    Of course, for children the world of grown-ups is in some ways an exotic place, and so even stories about day-to-day life and experience have the potential to do this, if written well.

    For me as a child and early teen, the sf&f adventures of Andre Norton provided an endless stream of exotic worlds that were satisfyingly different, even as the main characters went through experiences of not fitting in and learning independence that resonated for me. More realistically, the nonfiction memoir Black Elk Speaks introduced me to an authentic world of American Indian life. The Doctor Dolittle books presented not only exotic locales but also made me want to visit England, as did The Dark Is Rising sequence by Susan Cooper.

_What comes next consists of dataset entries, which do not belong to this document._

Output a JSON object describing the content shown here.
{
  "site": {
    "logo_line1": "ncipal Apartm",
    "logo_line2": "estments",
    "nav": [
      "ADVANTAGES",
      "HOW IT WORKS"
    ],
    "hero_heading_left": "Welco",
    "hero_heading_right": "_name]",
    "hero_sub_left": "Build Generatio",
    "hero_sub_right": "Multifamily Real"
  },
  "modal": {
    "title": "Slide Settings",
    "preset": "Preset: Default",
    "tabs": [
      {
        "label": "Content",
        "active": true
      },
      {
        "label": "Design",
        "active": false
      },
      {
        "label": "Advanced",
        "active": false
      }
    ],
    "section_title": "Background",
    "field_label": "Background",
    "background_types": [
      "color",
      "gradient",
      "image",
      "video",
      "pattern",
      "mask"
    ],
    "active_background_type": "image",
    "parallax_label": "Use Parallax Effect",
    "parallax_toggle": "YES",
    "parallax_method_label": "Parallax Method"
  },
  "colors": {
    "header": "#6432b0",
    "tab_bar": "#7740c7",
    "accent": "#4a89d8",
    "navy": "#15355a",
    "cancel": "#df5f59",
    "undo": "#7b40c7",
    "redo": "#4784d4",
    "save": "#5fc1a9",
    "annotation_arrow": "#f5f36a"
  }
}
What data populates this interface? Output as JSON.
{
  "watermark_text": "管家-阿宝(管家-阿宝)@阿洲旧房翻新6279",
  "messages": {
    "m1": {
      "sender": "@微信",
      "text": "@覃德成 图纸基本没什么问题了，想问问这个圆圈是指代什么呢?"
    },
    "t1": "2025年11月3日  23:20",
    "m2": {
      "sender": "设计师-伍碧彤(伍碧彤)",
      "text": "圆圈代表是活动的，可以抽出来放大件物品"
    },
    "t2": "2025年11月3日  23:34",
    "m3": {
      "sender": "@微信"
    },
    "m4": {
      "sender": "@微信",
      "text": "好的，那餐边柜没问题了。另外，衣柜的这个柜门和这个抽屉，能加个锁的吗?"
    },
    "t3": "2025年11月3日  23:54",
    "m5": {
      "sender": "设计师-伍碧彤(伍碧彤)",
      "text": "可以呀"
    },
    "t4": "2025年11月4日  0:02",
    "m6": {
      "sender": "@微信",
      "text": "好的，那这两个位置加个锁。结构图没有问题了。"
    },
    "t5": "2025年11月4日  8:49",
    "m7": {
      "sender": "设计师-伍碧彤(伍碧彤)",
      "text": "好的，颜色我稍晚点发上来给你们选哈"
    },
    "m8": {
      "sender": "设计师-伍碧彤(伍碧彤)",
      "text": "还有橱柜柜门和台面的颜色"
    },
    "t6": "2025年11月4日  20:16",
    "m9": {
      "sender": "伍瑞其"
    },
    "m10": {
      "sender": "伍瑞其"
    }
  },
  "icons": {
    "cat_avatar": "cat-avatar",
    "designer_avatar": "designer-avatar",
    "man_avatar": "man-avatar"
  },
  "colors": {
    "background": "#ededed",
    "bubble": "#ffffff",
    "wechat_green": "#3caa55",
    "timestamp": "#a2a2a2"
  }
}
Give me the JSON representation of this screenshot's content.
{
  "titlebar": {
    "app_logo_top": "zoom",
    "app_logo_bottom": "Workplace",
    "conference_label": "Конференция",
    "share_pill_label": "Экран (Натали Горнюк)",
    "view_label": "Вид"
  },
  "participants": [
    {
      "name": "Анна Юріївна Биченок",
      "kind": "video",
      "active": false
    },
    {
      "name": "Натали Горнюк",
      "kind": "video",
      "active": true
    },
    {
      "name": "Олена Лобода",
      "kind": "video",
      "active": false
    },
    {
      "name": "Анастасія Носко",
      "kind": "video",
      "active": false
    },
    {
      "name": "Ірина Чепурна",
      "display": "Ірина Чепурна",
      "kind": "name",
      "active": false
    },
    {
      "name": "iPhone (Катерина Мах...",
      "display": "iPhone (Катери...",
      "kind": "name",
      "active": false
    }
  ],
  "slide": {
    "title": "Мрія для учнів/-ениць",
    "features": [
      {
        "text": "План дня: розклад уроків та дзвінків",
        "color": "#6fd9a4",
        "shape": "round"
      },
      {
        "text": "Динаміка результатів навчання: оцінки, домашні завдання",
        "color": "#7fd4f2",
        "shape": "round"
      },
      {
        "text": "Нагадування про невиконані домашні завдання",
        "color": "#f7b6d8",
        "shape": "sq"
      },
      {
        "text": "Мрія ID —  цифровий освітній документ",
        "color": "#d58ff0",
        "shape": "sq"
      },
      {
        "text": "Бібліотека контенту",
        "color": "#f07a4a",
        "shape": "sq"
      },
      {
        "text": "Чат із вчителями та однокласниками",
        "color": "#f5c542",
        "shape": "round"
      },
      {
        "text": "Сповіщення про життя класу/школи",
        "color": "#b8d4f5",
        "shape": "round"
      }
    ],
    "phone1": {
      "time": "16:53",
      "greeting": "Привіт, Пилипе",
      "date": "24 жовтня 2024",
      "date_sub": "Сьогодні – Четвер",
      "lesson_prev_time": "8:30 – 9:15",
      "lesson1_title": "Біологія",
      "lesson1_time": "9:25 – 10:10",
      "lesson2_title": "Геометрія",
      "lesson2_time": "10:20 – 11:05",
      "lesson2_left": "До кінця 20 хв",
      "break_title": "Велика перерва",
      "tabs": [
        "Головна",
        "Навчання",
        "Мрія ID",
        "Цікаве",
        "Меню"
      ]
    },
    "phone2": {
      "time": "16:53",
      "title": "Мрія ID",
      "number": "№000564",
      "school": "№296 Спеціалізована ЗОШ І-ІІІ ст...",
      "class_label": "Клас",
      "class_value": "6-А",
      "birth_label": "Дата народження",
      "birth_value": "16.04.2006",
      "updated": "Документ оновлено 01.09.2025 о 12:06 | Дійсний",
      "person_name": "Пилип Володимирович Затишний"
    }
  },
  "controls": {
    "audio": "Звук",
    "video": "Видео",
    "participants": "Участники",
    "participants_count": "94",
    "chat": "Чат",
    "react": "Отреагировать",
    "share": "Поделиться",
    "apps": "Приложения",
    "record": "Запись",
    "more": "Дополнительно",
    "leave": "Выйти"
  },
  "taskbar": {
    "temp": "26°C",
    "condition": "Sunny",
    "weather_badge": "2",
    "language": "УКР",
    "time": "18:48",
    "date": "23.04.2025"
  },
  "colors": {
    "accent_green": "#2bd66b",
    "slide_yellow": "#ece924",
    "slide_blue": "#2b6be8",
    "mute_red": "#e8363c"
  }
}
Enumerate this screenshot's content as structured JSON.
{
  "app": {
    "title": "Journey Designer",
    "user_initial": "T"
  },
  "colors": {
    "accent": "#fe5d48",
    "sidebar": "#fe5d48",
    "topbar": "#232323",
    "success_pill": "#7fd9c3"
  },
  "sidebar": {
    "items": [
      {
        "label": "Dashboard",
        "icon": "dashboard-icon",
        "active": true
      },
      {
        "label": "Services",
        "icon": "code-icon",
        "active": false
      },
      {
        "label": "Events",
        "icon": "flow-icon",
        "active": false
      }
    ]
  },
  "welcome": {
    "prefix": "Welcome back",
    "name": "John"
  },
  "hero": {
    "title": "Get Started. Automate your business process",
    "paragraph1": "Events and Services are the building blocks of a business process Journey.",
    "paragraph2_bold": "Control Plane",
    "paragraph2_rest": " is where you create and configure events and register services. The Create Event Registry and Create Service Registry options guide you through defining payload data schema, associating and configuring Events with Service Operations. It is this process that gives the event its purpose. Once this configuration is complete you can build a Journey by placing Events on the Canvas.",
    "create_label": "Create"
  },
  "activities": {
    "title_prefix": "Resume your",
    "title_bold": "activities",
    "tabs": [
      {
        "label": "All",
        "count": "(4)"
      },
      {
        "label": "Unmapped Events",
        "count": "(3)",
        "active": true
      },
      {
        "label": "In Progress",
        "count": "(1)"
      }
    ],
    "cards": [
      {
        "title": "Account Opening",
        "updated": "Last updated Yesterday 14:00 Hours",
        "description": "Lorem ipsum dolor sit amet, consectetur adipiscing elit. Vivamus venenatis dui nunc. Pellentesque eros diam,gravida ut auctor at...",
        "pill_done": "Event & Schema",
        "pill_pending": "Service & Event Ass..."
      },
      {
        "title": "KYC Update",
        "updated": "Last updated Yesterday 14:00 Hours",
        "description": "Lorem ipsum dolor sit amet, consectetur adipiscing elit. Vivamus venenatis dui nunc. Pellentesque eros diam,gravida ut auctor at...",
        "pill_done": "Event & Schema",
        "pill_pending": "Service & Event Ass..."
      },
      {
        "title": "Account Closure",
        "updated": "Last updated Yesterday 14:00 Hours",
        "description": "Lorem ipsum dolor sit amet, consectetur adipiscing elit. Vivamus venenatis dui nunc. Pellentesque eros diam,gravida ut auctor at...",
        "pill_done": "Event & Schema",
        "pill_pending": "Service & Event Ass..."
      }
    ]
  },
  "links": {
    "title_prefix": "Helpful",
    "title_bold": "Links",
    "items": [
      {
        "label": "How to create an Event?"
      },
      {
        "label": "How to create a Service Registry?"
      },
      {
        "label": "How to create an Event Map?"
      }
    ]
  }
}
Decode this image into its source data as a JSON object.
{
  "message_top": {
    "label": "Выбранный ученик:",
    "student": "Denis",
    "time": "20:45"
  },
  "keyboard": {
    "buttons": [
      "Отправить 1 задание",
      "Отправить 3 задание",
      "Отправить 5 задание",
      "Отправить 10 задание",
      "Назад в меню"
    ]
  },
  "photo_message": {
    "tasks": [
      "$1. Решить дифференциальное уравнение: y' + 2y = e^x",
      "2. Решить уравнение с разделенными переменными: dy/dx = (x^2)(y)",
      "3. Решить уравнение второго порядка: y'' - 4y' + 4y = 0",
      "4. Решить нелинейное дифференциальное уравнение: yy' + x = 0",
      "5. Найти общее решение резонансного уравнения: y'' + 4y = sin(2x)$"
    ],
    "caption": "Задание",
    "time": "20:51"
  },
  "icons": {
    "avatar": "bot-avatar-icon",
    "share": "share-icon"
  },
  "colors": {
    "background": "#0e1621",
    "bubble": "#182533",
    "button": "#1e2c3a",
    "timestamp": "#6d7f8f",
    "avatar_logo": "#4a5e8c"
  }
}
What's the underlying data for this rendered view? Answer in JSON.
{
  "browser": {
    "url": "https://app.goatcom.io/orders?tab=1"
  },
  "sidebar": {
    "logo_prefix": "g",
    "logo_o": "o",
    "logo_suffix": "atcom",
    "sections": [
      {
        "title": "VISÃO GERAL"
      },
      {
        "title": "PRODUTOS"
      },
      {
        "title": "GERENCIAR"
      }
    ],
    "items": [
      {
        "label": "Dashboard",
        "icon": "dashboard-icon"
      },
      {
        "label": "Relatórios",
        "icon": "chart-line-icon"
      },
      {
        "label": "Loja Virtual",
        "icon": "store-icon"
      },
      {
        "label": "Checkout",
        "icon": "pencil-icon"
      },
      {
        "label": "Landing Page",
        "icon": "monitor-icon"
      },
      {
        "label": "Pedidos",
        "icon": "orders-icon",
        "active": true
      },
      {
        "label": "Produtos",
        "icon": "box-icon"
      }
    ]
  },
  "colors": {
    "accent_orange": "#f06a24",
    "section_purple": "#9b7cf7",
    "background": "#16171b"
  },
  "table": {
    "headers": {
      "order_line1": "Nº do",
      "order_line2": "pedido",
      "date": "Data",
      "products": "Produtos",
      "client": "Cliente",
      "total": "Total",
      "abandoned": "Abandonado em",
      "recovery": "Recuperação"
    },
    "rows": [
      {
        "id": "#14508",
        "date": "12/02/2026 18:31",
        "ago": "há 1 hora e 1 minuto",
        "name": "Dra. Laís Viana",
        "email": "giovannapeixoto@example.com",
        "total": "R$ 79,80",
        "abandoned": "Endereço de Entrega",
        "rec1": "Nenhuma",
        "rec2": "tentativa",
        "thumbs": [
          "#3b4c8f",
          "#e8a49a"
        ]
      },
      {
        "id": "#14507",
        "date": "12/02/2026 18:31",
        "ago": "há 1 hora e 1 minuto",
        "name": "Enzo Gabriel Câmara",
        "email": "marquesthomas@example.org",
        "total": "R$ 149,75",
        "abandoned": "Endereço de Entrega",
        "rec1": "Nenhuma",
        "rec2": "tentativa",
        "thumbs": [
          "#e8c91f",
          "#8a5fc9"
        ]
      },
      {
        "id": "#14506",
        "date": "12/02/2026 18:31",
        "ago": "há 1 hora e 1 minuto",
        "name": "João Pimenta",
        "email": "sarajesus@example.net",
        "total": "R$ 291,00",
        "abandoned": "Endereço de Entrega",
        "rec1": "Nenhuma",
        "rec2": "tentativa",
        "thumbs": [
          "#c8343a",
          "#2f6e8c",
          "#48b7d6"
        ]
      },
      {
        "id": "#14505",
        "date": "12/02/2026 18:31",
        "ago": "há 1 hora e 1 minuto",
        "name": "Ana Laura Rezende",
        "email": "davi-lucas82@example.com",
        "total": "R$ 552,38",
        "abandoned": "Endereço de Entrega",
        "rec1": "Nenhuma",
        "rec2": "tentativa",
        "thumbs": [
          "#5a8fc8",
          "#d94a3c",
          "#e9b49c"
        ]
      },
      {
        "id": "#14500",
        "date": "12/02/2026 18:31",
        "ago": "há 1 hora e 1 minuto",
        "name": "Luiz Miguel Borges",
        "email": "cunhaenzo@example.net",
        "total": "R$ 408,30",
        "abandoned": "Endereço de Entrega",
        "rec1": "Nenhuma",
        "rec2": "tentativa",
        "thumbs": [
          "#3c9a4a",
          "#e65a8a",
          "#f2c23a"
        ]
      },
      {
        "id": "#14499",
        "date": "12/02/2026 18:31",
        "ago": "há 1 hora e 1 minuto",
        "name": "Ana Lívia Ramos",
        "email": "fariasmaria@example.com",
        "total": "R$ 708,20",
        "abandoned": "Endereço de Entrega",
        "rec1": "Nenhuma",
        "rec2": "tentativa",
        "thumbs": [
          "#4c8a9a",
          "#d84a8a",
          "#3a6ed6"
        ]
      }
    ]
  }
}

    In contrast, Tom Sawyer — which many readers seem to feel evokes some kind of universal spirit of boyhood — was exotic for me, but unpleasantly so: Tom was the kind of boy I’d cross the playground to avoid, and I could neither understand nor sympathize with him. Both Tom Sawyer and Huckleberry Finn made more sense once I moved to Wisconsin, only a dozen miles from the Mississippi River…

Leave a Reply

Your email address will not be published. Required fields are marked *

You may use these HTML tags and attributes: <a href="" title=""> <abbr title=""> <acronym title=""> <b> <blockquote cite=""> <cite> <code> <del datetime=""> <em> <i> <q cite=""> <strike> <strong>